Madame Claude took a 30 per cent cut. Her girls were not prohibitively expensive in the early years but prices rocketed in the Seventies after the Arabs from oil-rich states arrived in Paris with limitless spending power.
Business became so successful that Claude was able to buy a small, discreet hotel which she turned into a 12-room brothel.
Clients would be greeted with a musical turn by a well-known New York pianist.
It’s rumoured that Madame Claude even counted the CIA among her customers while they were carrying out peace talks with Vietnam in 1973
Claude usually answered the phone herself. ‘Allo, oui?’, she would always say before swiftly getting down to business and listing prices. It was rumoured that even the CIA used her services, hiring her girls to entertain over-stressed negotiators during the Vietnam peace talks in Paris in 1973.
According to a biographer, her clients included former U.S. Vice President Nelson Rockefeller, three generations of the Getty family, Charles de Gaulle, Sammy Davis Jr, and Israeli general Moshe Dayan.
Claude said King Hussein of Jordan was another, once telling a Claudette: ‘You and I are in the same business.
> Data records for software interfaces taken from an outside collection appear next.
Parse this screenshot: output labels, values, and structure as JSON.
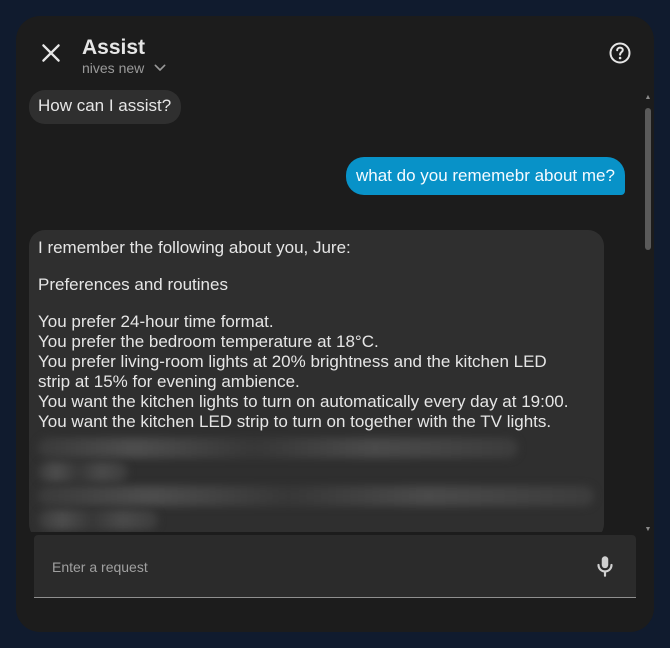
{
  "dialog": {
    "title": "Assist",
    "pipeline": "nives new"
  },
  "messages": {
    "greeting": "How can I assist?",
    "user": "what do you rememebr about me?",
    "answer": {
      "intro": "I remember the following about you, Jure:",
      "heading": "Preferences and routines",
      "lines": [
        "You prefer 24-hour time format.",
        "You prefer the bedroom temperature at 18°C.",
        "You prefer living-room lights at 20% brightness and the kitchen LED",
        "strip at 15% for evening ambience.",
        "You want the kitchen lights to turn on automatically every day at 19:00.",
        "You want the kitchen LED strip to turn on together with the TV lights."
      ]
    }
  },
  "input": {
    "placeholder": "Enter a request"
  },
  "icons": {
    "close": "close-icon",
    "help": "help-circle-icon",
    "dropdown": "chevron-down-icon",
    "mic": "microphone-icon"
  },
  "colors": {
    "user_bubble": "#0892c8",
    "assistant_bubble": "#2f2f2f",
    "dialog_bg": "#1c1c1c",
    "page_bg": "#101b2e"
  }
}
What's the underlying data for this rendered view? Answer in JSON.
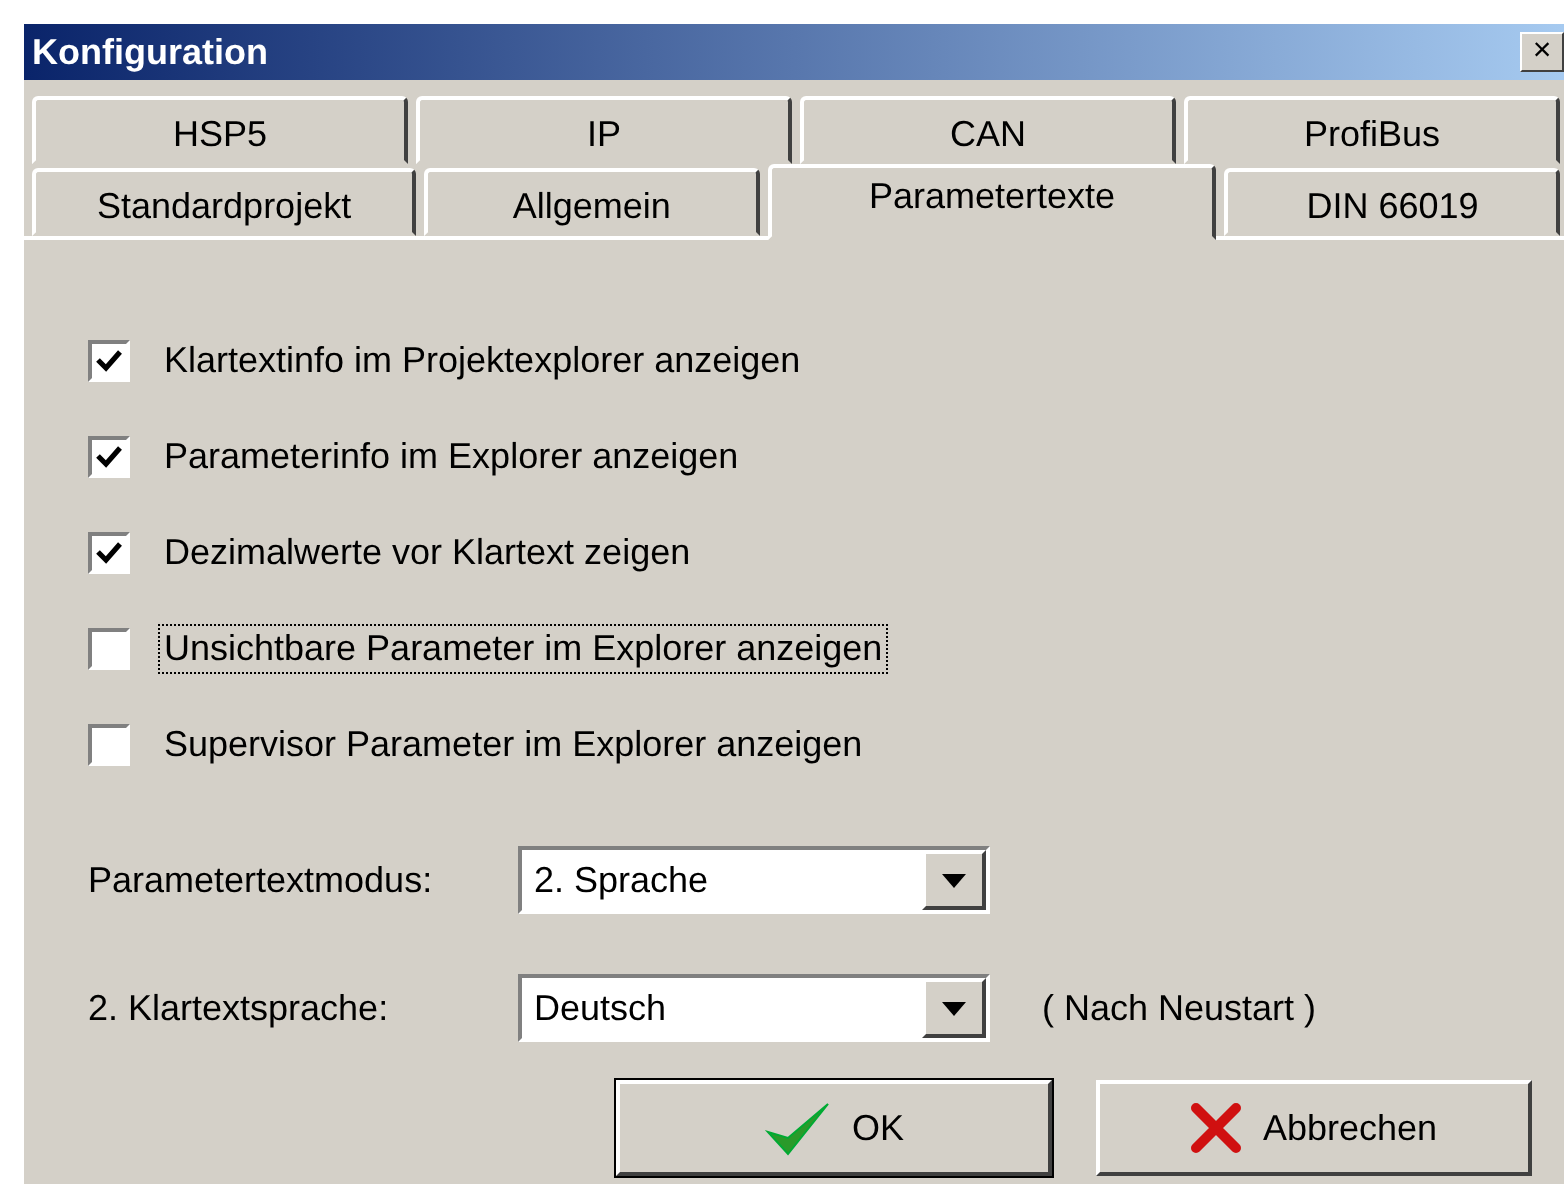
{
  "window": {
    "title": "Konfiguration",
    "close": "×"
  },
  "tab_rows": [
    [
      {
        "label": "HSP5",
        "selected": false
      },
      {
        "label": "IP",
        "selected": false
      },
      {
        "label": "CAN",
        "selected": false
      },
      {
        "label": "ProfiBus",
        "selected": false
      }
    ],
    [
      {
        "label": "Standardprojekt",
        "selected": false
      },
      {
        "label": "Allgemein",
        "selected": false
      },
      {
        "label": "Parametertexte",
        "selected": true
      },
      {
        "label": "DIN 66019",
        "selected": false
      }
    ]
  ],
  "options": [
    {
      "label": "Klartextinfo im Projektexplorer anzeigen",
      "checked": true,
      "focused": false
    },
    {
      "label": "Parameterinfo im Explorer anzeigen",
      "checked": true,
      "focused": false
    },
    {
      "label": "Dezimalwerte vor Klartext zeigen",
      "checked": true,
      "focused": false
    },
    {
      "label": "Unsichtbare Parameter im Explorer anzeigen",
      "checked": false,
      "focused": true
    },
    {
      "label": "Supervisor Parameter im Explorer anzeigen",
      "checked": false,
      "focused": false
    }
  ],
  "fields": [
    {
      "label": "Parametertextmodus:",
      "value": "2. Sprache"
    },
    {
      "label": "2. Klartextsprache:",
      "value": "Deutsch",
      "note": "( Nach Neustart )"
    }
  ],
  "buttons": [
    {
      "kind": "ok",
      "label": "OK"
    },
    {
      "kind": "cancel",
      "label": "Abbrechen"
    }
  ]
}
We have to smile even when we don’t feel like it.’
By all accounts, Madame Claude didn’t smile much.
Madame Claude, pictured in 1986, ‘found a way to be independent in a man’s world,’ her former lawyer said
Some who knew her said she was arrogant and pretentious, a cold fish who hated men and showed no affection towards women, including her girls.
‘She despised men horribly and women even more,’ said actress Francoise Fabian, who spent time with the ‘terrifying’ Claude before playing her in an early film about her life.
Her former lawyer, Francis Szpiner, said Claude ‘found a way to be independent and have power in a man’s world, but she was not remotely a feminist’.
She was accused of treating her girls like slaves and admitted she considered it highly unprofessional if they ‘wasted energy experiencing pleasure’ during sex.
Madame Claude’s reign finally came to an end after the conservative Valery Giscard d’Estaing became French president in 1974.
He reportedly felt she had tried to set him up for blackmail by ‘thrusting’ one of her girls at him.
Two years later, she was fined 11 million francs (around £10m today) for tax evasion and avoided further charges by fleeing to Los Angeles.
There she opened a pastry shop that failed and married a gay barman so she could get a permit to work in the U.S., (a previous 1972 marriage to a Swiss man had failed). She tried to re-start her old business, targeting Hollywood.
She even tried to recruit Joan Collins and fellow British actress Evie Bricusse over lunch.
‘I think you could do very well. Your husbands don’t have to know,’ she said. Collins says she turned her down, ‘giggling and shrieking like a hysterical schoolgirl’.
Claude returned to France in the mid-1980s and was jailed for four months for outstanding tax evasion charges.
However, she couldn’t stay away from brothel-keeping — albeit now with only 20 Claudettes — and, in 1991, after a girl she’d turned down for being overweight informed the police about her in revenge, her home was raided.
Officers burst into her apartment just as she was sizing up a semi-naked young woman and telling her that her thighs were too fat.
Aged 69, Claude was convicted of ‘aggravated pimping’ and served six months in prison.
The game was finally up. ‘She will take many state secrets with her,’ a former Paris police chief said when she died — as well as that outrageous request by Aristotle Onassis which had this most infamous of madams blush.